This Insight is the sixth in the serial publication of the new, Revisited edition of my book, The Golden Revolution (John Wiley and Sons, 2012). (The first instalment can be found here.) The book is being published by Goldmoney and will also appear as a special series of Goldmoney Insights over the coming months. This instalment comprises the fifth chapter of Section I.
View the Entire Research Piece as a PDF here.
The “Reserve Currency Curse” amd the International Aspects of Cantillion Effects
‘The fact that many countries as a matter of principle accept dollars to offset the US balance-of-payments deficits leads to a situation wherein the United States is heavily in debt without having to pay. Indeed, what the United States owes to foreign countries it pays – at least in part – with dollars that it can simply issue if it chooses to. It does so instead of paying fully with gold, whose value is real, which one owns only because one has earned it, and which cannot be transferred to other countries without any danger or any sacrifice. This unilateral facility that is available to the United States contributes to the gradual disappearance of the idea that the dollar is an impartial and international trade medium, whereas it is in fact a credit instrument reserved for one state only.’

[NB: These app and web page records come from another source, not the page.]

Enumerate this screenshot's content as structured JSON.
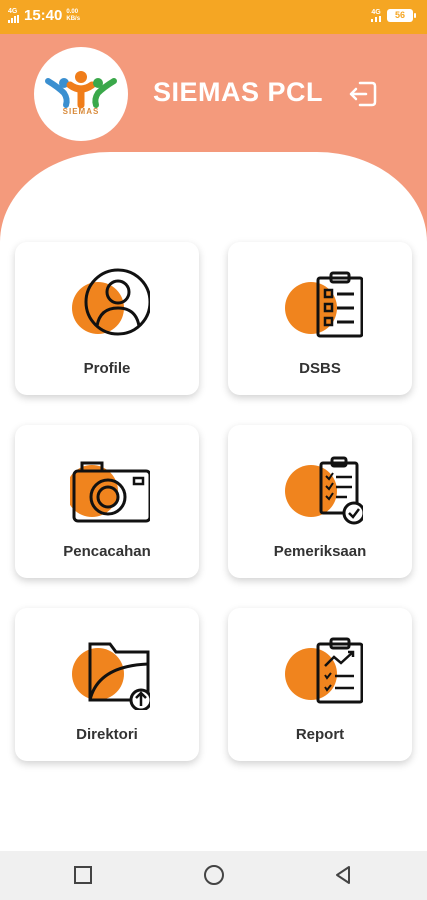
{
  "status_bar": {
    "network": "4G",
    "time": "15:40",
    "speed_value": "0.00",
    "speed_unit": "KB/s",
    "signal_label": "4G",
    "battery": "56"
  },
  "header": {
    "logo_text": "SIEMAS",
    "title": "SIEMAS PCL",
    "logout_icon": "logout-icon"
  },
  "menu": [
    {
      "label": "Profile",
      "icon": "profile-icon"
    },
    {
      "label": "DSBS",
      "icon": "checklist-icon"
    },
    {
      "label": "Pencacahan",
      "icon": "camera-icon"
    },
    {
      "label": "Pemeriksaan",
      "icon": "clipboard-check-icon"
    },
    {
      "label": "Direktori",
      "icon": "folder-upload-icon"
    },
    {
      "label": "Report",
      "icon": "report-icon"
    }
  ],
  "nav_bar": [
    "recent-apps-button",
    "home-button",
    "back-button"
  ],
  "colors": {
    "status_bar": "#f5a623",
    "header": "#f49a7c",
    "accent_circle": "#f0841e"
  }
}
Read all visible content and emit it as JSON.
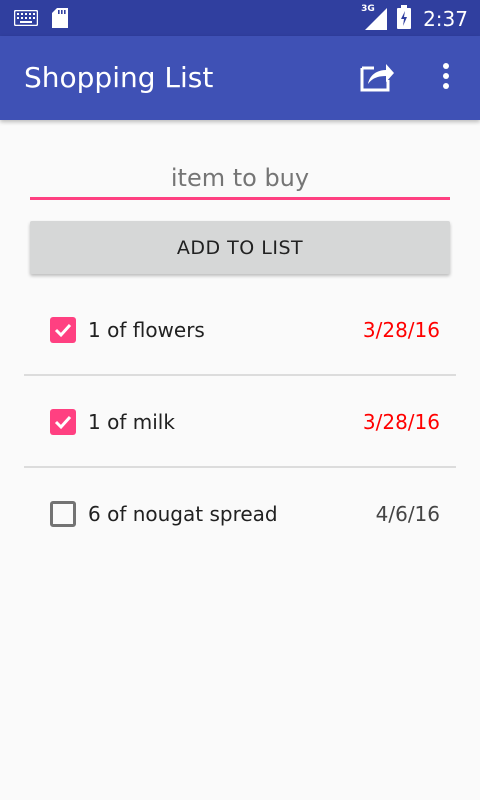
{
  "status_bar": {
    "network": "3G",
    "time": "2:37"
  },
  "app_bar": {
    "title": "Shopping List",
    "share_icon": "share-icon",
    "overflow_icon": "more-vert-icon"
  },
  "input": {
    "placeholder": "item to buy",
    "value": ""
  },
  "add_button": {
    "label": "ADD TO LIST"
  },
  "items": [
    {
      "text": "1 of flowers",
      "date": "3/28/16",
      "checked": true
    },
    {
      "text": "1 of milk",
      "date": "3/28/16",
      "checked": true
    },
    {
      "text": "6 of nougat spread",
      "date": "4/6/16",
      "checked": false
    }
  ],
  "colors": {
    "primary": "#3f51b5",
    "primary_dark": "#303f9f",
    "accent": "#ff4081",
    "date_highlight": "#ff0000"
  }
}
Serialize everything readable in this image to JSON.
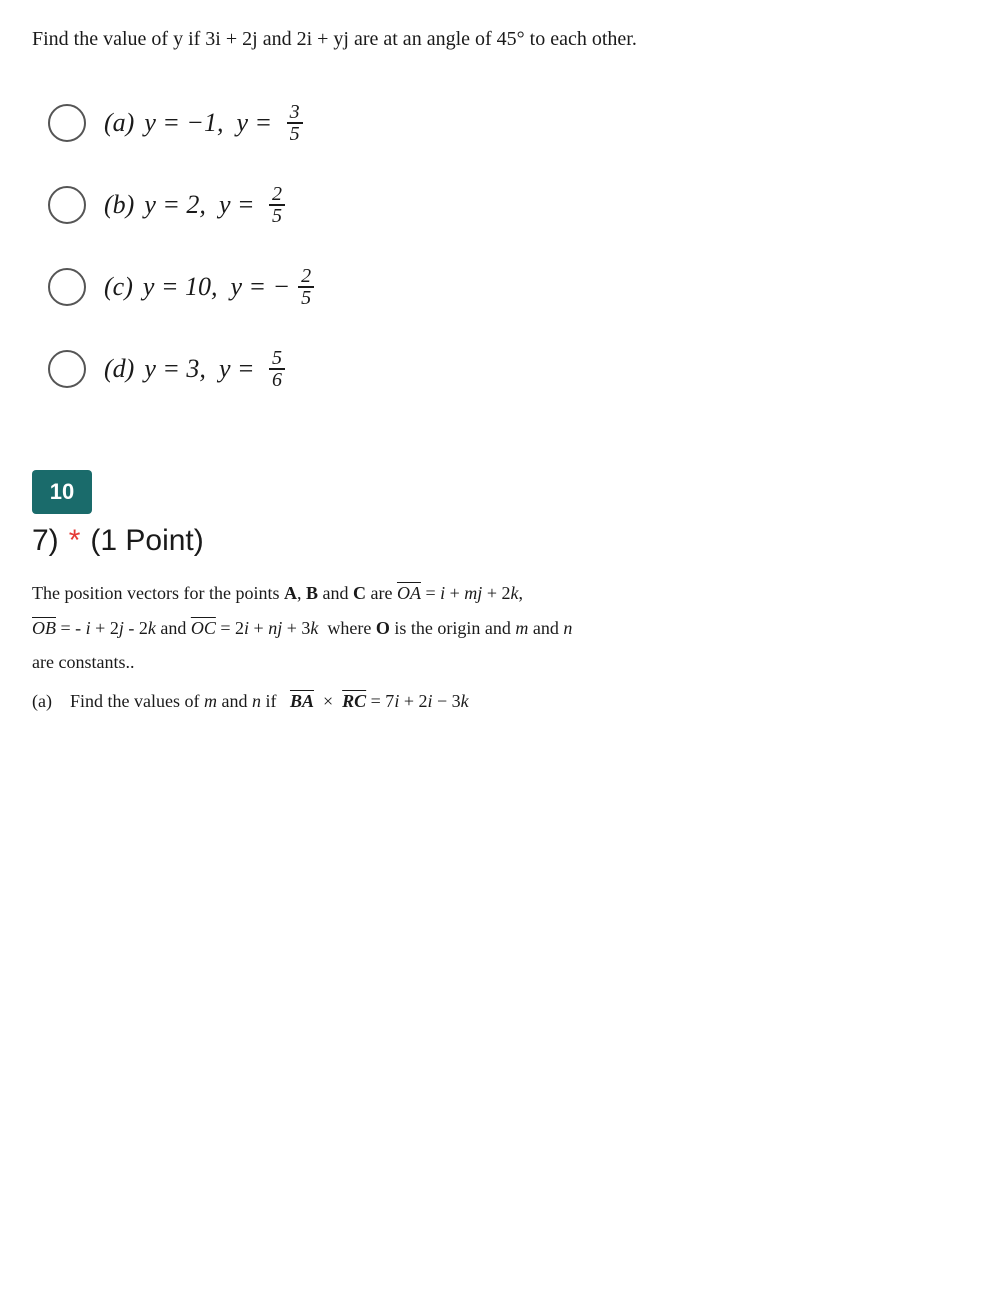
{
  "page": {
    "question_header": "Find the value of y if 3i + 2j and 2i + yj are at an angle of 45° to each other.",
    "options": [
      {
        "id": "a",
        "label": "(a)",
        "text": "y = −1, y = ",
        "fraction_num": "3",
        "fraction_den": "5"
      },
      {
        "id": "b",
        "label": "(b)",
        "text": "y = 2, y = ",
        "fraction_num": "2",
        "fraction_den": "5"
      },
      {
        "id": "c",
        "label": "(c)",
        "text": "y = 10, y = −",
        "fraction_num": "2",
        "fraction_den": "5"
      },
      {
        "id": "d",
        "label": "(d)",
        "text": "y = 3, y = ",
        "fraction_num": "5",
        "fraction_den": "6"
      }
    ],
    "section_number": "10",
    "question_subtitle": "7)",
    "asterisk": "*",
    "point_label": "(1 Point)",
    "question_body_line1": "The position vectors for the points A, B and C are OA = i + mj + 2k,",
    "question_body_line2": "OB = - i + 2j - 2k and OC = 2i + nj + 3k  where O is the origin and m and n",
    "question_body_line3": "are constants..",
    "sub_question": "(a)    Find the values of m and n if  BA × BC = 7i + 2i − 3k"
  }
}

FRENCH PRESIDENT CHARLES DE GAULLE, FEBRUARY 1965
Having shown that monetary Cantillon effects can have a material impact on economic inequality within an economy, it remains to consider how these effects can also spill over internationally. As the issuer of the primary global reserve currency, the US Federal Reserve may be the source of significant international Cantillon effects. Indeed, I believe that these effects are in certain respects easier to identify than those observed domestically. There have also been some major studies supporting this view. First, let us consider the important role played by a reserve currency in the international monetary system.
What, exactly, is a reserve currency? It is one that is used to pay for imports from abroad and is then subsequently held in ‘reserve’ by the exporting country, as it does not have legal tender status outside of its country of issuance. In the simple case of two countries trading with one another, with one being a net importer and one a net exporter, over time these currency ‘reserves’ will accumulate in the net-exporting country. In practice, as reserves accumulate, they are initially held as bank deposits but are subsequently invested in some way, for example, in government bonds issued by the importing country or perhaps purchases of corporate securities. In this way, the currency reserves earn some interest and possibly realize some capital gains, rather than just sit as paper scrip in a vault.
This post was published at GoldMoney on July 04, 2017.